=== The problem ===
All records after this line are to be returned verbatim.

Extracted records
┄┄┄┄┄┄┄┄┄┄┄┄┄┄┄┄┄┄┄┄

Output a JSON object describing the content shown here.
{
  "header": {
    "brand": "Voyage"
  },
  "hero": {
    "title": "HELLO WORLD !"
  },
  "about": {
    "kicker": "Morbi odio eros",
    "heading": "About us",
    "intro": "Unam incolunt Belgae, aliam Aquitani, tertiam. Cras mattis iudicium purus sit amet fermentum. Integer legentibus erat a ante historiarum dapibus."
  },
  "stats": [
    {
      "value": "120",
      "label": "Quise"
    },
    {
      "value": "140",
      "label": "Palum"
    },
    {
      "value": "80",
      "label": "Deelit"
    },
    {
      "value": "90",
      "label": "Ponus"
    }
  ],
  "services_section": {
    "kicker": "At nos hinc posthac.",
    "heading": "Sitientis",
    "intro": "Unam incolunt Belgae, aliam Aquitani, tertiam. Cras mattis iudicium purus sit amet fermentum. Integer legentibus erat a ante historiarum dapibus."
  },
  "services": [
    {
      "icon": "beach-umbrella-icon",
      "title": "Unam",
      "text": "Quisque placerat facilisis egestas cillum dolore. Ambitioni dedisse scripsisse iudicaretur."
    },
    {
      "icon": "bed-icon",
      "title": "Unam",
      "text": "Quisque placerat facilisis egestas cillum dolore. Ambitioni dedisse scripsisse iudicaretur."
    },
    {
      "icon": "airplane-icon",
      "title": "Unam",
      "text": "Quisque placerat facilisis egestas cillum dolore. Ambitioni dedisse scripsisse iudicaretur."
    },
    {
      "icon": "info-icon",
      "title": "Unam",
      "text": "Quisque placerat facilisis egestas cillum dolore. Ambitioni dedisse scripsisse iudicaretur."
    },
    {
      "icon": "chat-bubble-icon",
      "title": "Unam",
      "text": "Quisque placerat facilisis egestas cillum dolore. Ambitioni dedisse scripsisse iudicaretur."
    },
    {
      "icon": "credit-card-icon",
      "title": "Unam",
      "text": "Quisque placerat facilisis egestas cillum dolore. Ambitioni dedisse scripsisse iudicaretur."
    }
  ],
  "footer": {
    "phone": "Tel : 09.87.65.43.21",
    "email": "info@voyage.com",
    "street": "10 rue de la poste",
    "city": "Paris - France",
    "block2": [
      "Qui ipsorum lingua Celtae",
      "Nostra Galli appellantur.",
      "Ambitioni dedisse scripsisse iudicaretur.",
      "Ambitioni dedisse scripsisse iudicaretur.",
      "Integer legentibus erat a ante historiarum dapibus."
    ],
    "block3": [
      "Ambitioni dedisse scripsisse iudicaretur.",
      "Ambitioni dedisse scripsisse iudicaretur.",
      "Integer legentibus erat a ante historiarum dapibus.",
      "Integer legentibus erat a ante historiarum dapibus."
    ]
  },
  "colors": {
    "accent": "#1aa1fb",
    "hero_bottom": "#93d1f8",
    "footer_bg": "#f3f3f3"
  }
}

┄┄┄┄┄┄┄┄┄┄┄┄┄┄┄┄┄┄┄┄

=== Solution for this exercise ===
Output a JSON object describing the content shown here.
{
  "header": {
    "brand": "Voyage"
  },
  "hero": {
    "title": "HELLO WORLD !"
  },
  "about": {
    "kicker": "Morbi odio eros",
    "heading": "About us",
    "intro": "Unam incolunt Belgae, aliam Aquitani, tertiam. Cras mattis iudicium purus sit amet fermentum. Integer legentibus erat a ante historiarum dapibus."
  },
  "stats": [
    {
      "value": "120",
      "label": "Quise"
    },
    {
      "value": "140",
      "label": "Palum"
    },
    {
      "value": "80",
      "label": "Deelit"
    },
    {
      "value": "90",
      "label": "Ponus"
    }
  ],
  "services_section": {
    "kicker": "At nos hinc posthac.",
    "heading": "Sitientis",
    "intro": "Unam incolunt Belgae, aliam Aquitani, tertiam. Cras mattis iudicium purus sit amet fermentum. Integer legentibus erat a ante historiarum dapibus."
  },
  "services": [
    {
      "icon": "beach-umbrella-icon",
      "title": "Unam",
      "text": "Quisque placerat facilisis egestas cillum dolore. Ambitioni dedisse scripsisse iudicaretur."
    },
    {
      "icon": "bed-icon",
      "title": "Unam",
      "text": "Quisque placerat facilisis egestas cillum dolore. Ambitioni dedisse scripsisse iudicaretur."
    },
    {
      "icon": "airplane-icon",
      "title": "Unam",
      "text": "Quisque placerat facilisis egestas cillum dolore. Ambitioni dedisse scripsisse iudicaretur."
    },
    {
      "icon": "info-icon",
      "title": "Unam",
      "text": "Quisque placerat facilisis egestas cillum dolore. Ambitioni dedisse scripsisse iudicaretur."
    },
    {
      "icon": "chat-bubble-icon",
      "title": "Unam",
      "text": "Quisque placerat facilisis egestas cillum dolore. Ambitioni dedisse scripsisse iudicaretur."
    },
    {
      "icon": "credit-card-icon",
      "title": "Unam",
      "text": "Quisque placerat facilisis egestas cillum dolore. Ambitioni dedisse scripsisse iudicaretur."
    }
  ],
  "footer": {
    "phone": "Tel : 09.87.65.43.21",
    "email": "info@voyage.com",
    "street": "10 rue de la poste",
    "city": "Paris - France",
    "block2": [
      "Qui ipsorum lingua Celtae",
      "Nostra Galli appellantur.",
      "Ambitioni dedisse scripsisse iudicaretur.",
      "Ambitioni dedisse scripsisse iudicaretur.",
      "Integer legentibus erat a ante historiarum dapibus."
    ],
    "block3": [
      "Ambitioni dedisse scripsisse iudicaretur.",
      "Ambitioni dedisse scripsisse iudicaretur.",
      "Integer legentibus erat a ante historiarum dapibus.",
      "Integer legentibus erat a ante historiarum dapibus."
    ]
  },
  "colors": {
    "accent": "#1aa1fb",
    "hero_bottom": "#93d1f8",
    "footer_bg": "#f3f3f3"
  }
}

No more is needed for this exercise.